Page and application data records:
== Segment start ==

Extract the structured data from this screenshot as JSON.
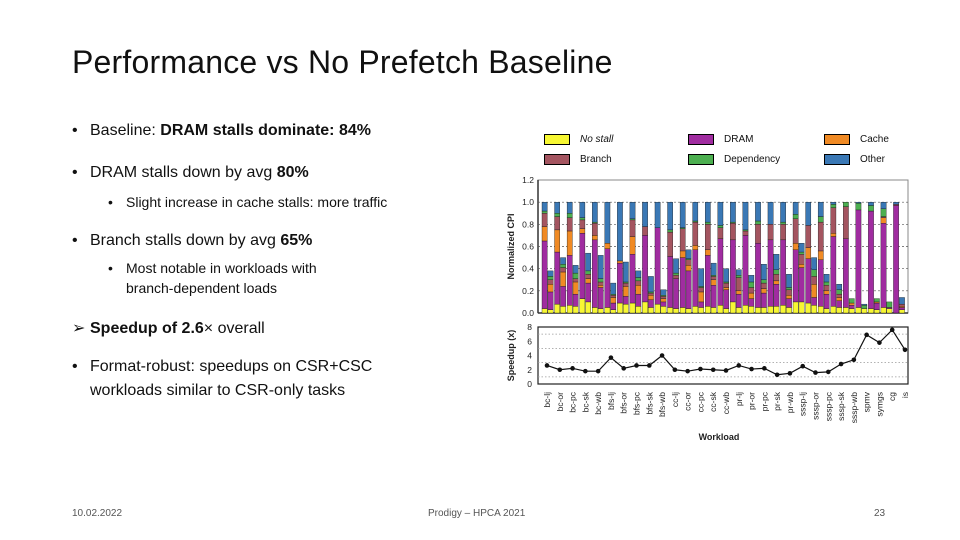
{
  "slide": {
    "title": "Performance vs No Prefetch Baseline",
    "bullets": [
      {
        "level": 1,
        "marker": "•",
        "parts": [
          {
            "text": "Baseline: ",
            "bold": false
          },
          {
            "text": "DRAM stalls dominate: 84%",
            "bold": true
          }
        ]
      },
      {
        "level": 1,
        "marker": "•",
        "parts": [
          {
            "text": "DRAM stalls down by avg ",
            "bold": false
          },
          {
            "text": "80%",
            "bold": true
          }
        ]
      },
      {
        "level": 2,
        "marker": "•",
        "parts": [
          {
            "text": "Slight increase in cache stalls: more traffic",
            "bold": false
          }
        ]
      },
      {
        "level": 1,
        "marker": "•",
        "parts": [
          {
            "text": "Branch stalls down by avg ",
            "bold": false
          },
          {
            "text": "65%",
            "bold": true
          }
        ]
      },
      {
        "level": 2,
        "marker": "•",
        "parts": [
          {
            "text": "Most notable in workloads with",
            "bold": false
          }
        ]
      },
      {
        "level": 2,
        "marker": "",
        "parts": [
          {
            "text": "branch-dependent loads",
            "bold": false
          }
        ]
      },
      {
        "level": 1,
        "marker": "➢",
        "parts": [
          {
            "text": "Speedup of 2.6",
            "bold": true
          },
          {
            "text": "× overall",
            "bold": false
          }
        ]
      },
      {
        "level": 1,
        "marker": "•",
        "parts": [
          {
            "text": "Format-robust: speedups on CSR+CSC",
            "bold": false
          }
        ]
      },
      {
        "level": 1,
        "marker": "",
        "parts": [
          {
            "text": "workloads similar to CSR-only tasks",
            "bold": false
          }
        ]
      }
    ],
    "footer": {
      "date": "10.02.2022",
      "center": "Prodigy – HPCA 2021",
      "page": "23"
    }
  },
  "legend": [
    {
      "label": "No stall",
      "color": "#f7f733",
      "italic": true
    },
    {
      "label": "DRAM",
      "color": "#a02ca0",
      "italic": false
    },
    {
      "label": "Cache",
      "color": "#f08a24",
      "italic": false
    },
    {
      "label": "Branch",
      "color": "#a45560",
      "italic": false
    },
    {
      "label": "Dependency",
      "color": "#4caf50",
      "italic": false
    },
    {
      "label": "Other",
      "color": "#3a78b5",
      "italic": false
    }
  ],
  "chart_data": [
    {
      "type": "bar",
      "stacked": true,
      "title": "",
      "xlabel": "Workload",
      "ylabel": "Normalized CPI",
      "ylim": [
        0,
        1.2
      ],
      "yticks": [
        "0.0",
        "0.2",
        "0.4",
        "0.6",
        "0.8",
        "1.0",
        "1.2"
      ],
      "grid": "dotted-horizontal",
      "note": "Each workload has two bars: baseline (left, normalized to 1.0) and Prodigy (right).",
      "categories": [
        "bc-lj",
        "bc-or",
        "bc-pc",
        "bc-sk",
        "bc-wb",
        "bfs-lj",
        "bfs-or",
        "bfs-pc",
        "bfs-sk",
        "bfs-wb",
        "cc-lj",
        "cc-or",
        "cc-pc",
        "cc-sk",
        "cc-wb",
        "pr-lj",
        "pr-or",
        "pr-pc",
        "pr-sk",
        "pr-wb",
        "sssp-lj",
        "sssp-or",
        "sssp-pc",
        "sssp-sk",
        "sssp-wb",
        "spmv",
        "symgs",
        "cg",
        "is"
      ],
      "stack_order": [
        "No stall",
        "DRAM",
        "Cache",
        "Branch",
        "Dependency",
        "Other"
      ],
      "baseline": [
        [
          0.04,
          0.61,
          0.13,
          0.12,
          0.02,
          0.08
        ],
        [
          0.08,
          0.47,
          0.2,
          0.12,
          0.03,
          0.1
        ],
        [
          0.07,
          0.45,
          0.22,
          0.12,
          0.04,
          0.1
        ],
        [
          0.13,
          0.59,
          0.04,
          0.08,
          0.02,
          0.14
        ],
        [
          0.05,
          0.61,
          0.04,
          0.11,
          0.01,
          0.18
        ],
        [
          0.05,
          0.53,
          0.05,
          0.0,
          0.0,
          0.37
        ],
        [
          0.09,
          0.36,
          0.02,
          0.0,
          0.0,
          0.53
        ],
        [
          0.09,
          0.44,
          0.16,
          0.15,
          0.01,
          0.15
        ],
        [
          0.1,
          0.6,
          0.0,
          0.08,
          0.0,
          0.22
        ],
        [
          0.08,
          0.69,
          0.0,
          0.0,
          0.0,
          0.23
        ],
        [
          0.05,
          0.46,
          0.0,
          0.22,
          0.02,
          0.25
        ],
        [
          0.05,
          0.45,
          0.06,
          0.2,
          0.01,
          0.23
        ],
        [
          0.06,
          0.51,
          0.04,
          0.21,
          0.01,
          0.17
        ],
        [
          0.06,
          0.46,
          0.05,
          0.23,
          0.02,
          0.18
        ],
        [
          0.07,
          0.6,
          0.0,
          0.1,
          0.02,
          0.21
        ],
        [
          0.1,
          0.56,
          0.0,
          0.15,
          0.01,
          0.18
        ],
        [
          0.07,
          0.63,
          0.0,
          0.04,
          0.01,
          0.25
        ],
        [
          0.05,
          0.58,
          0.0,
          0.17,
          0.03,
          0.17
        ],
        [
          0.06,
          0.6,
          0.0,
          0.14,
          0.0,
          0.2
        ],
        [
          0.07,
          0.59,
          0.0,
          0.14,
          0.02,
          0.18
        ],
        [
          0.1,
          0.47,
          0.06,
          0.22,
          0.04,
          0.11
        ],
        [
          0.09,
          0.4,
          0.1,
          0.2,
          0.0,
          0.21
        ],
        [
          0.06,
          0.42,
          0.08,
          0.26,
          0.05,
          0.13
        ],
        [
          0.06,
          0.63,
          0.03,
          0.23,
          0.03,
          0.02
        ],
        [
          0.05,
          0.62,
          0.0,
          0.29,
          0.04,
          0.0
        ],
        [
          0.05,
          0.88,
          0.0,
          0.0,
          0.06,
          0.01
        ],
        [
          0.04,
          0.88,
          0.0,
          0.0,
          0.05,
          0.03
        ],
        [
          0.05,
          0.76,
          0.05,
          0.01,
          0.07,
          0.06
        ],
        [
          0.0,
          0.97,
          0.0,
          0.01,
          0.0,
          0.02
        ]
      ],
      "prodigy": [
        [
          0.03,
          0.16,
          0.07,
          0.04,
          0.03,
          0.05
        ],
        [
          0.06,
          0.18,
          0.13,
          0.04,
          0.03,
          0.06
        ],
        [
          0.06,
          0.11,
          0.11,
          0.03,
          0.05,
          0.07
        ],
        [
          0.1,
          0.17,
          0.04,
          0.04,
          0.03,
          0.16
        ],
        [
          0.04,
          0.19,
          0.02,
          0.03,
          0.03,
          0.21
        ],
        [
          0.03,
          0.06,
          0.05,
          0.02,
          0.01,
          0.1
        ],
        [
          0.08,
          0.07,
          0.09,
          0.03,
          0.01,
          0.18
        ],
        [
          0.06,
          0.11,
          0.08,
          0.04,
          0.03,
          0.06
        ],
        [
          0.05,
          0.07,
          0.04,
          0.02,
          0.01,
          0.14
        ],
        [
          0.06,
          0.04,
          0.03,
          0.02,
          0.01,
          0.05
        ],
        [
          0.04,
          0.27,
          0.0,
          0.03,
          0.02,
          0.13
        ],
        [
          0.04,
          0.34,
          0.05,
          0.05,
          0.01,
          0.08
        ],
        [
          0.05,
          0.05,
          0.09,
          0.04,
          0.01,
          0.16
        ],
        [
          0.05,
          0.2,
          0.05,
          0.03,
          0.01,
          0.11
        ],
        [
          0.04,
          0.17,
          0.02,
          0.04,
          0.01,
          0.12
        ],
        [
          0.05,
          0.12,
          0.03,
          0.12,
          0.02,
          0.05
        ],
        [
          0.06,
          0.07,
          0.05,
          0.05,
          0.05,
          0.06
        ],
        [
          0.05,
          0.13,
          0.04,
          0.05,
          0.03,
          0.14
        ],
        [
          0.06,
          0.2,
          0.03,
          0.06,
          0.04,
          0.14
        ],
        [
          0.05,
          0.08,
          0.03,
          0.05,
          0.02,
          0.12
        ],
        [
          0.1,
          0.31,
          0.03,
          0.09,
          0.02,
          0.08
        ],
        [
          0.07,
          0.07,
          0.12,
          0.07,
          0.06,
          0.11
        ],
        [
          0.04,
          0.13,
          0.03,
          0.05,
          0.03,
          0.07
        ],
        [
          0.05,
          0.06,
          0.03,
          0.03,
          0.04,
          0.05
        ],
        [
          0.04,
          0.03,
          0.02,
          0.0,
          0.04,
          0.0
        ],
        [
          0.04,
          0.0,
          0.0,
          0.0,
          0.03,
          0.01
        ],
        [
          0.03,
          0.06,
          0.01,
          0.0,
          0.03,
          0.0
        ],
        [
          0.04,
          0.01,
          0.0,
          0.0,
          0.05,
          0.0
        ],
        [
          0.03,
          0.02,
          0.01,
          0.02,
          0.0,
          0.06
        ]
      ]
    },
    {
      "type": "line",
      "title": "",
      "xlabel": "Workload",
      "ylabel": "Speedup (x)",
      "ylim": [
        0,
        8
      ],
      "yticks": [
        "0",
        "2",
        "4",
        "6",
        "8"
      ],
      "grid": "dotted-horizontal",
      "categories": [
        "bc-lj",
        "bc-or",
        "bc-pc",
        "bc-sk",
        "bc-wb",
        "bfs-lj",
        "bfs-or",
        "bfs-pc",
        "bfs-sk",
        "bfs-wb",
        "cc-lj",
        "cc-or",
        "cc-pc",
        "cc-sk",
        "cc-wb",
        "pr-lj",
        "pr-or",
        "pr-pc",
        "pr-sk",
        "pr-wb",
        "sssp-lj",
        "sssp-or",
        "sssp-pc",
        "sssp-sk",
        "sssp-wb",
        "spmv",
        "symgs",
        "cg",
        "is"
      ],
      "series": [
        {
          "name": "Speedup",
          "values": [
            2.6,
            2.0,
            2.2,
            1.8,
            1.8,
            3.7,
            2.2,
            2.6,
            2.6,
            4.0,
            2.0,
            1.8,
            2.1,
            2.0,
            1.9,
            2.6,
            2.1,
            2.2,
            1.3,
            1.5,
            2.5,
            1.6,
            1.7,
            2.8,
            3.4,
            6.9,
            5.8,
            7.6,
            4.8
          ]
        }
      ]
    }
  ]
}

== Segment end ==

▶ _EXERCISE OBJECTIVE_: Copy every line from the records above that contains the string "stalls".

▶ _ANSWER TO THIS EXERCISE_:
            "text": "DRAM stalls dominate: 84%",
            "text": "DRAM stalls down by avg ",
            "text": "Slight increase in cache stalls: more traffic",
            "text": "Branch stalls down by avg ",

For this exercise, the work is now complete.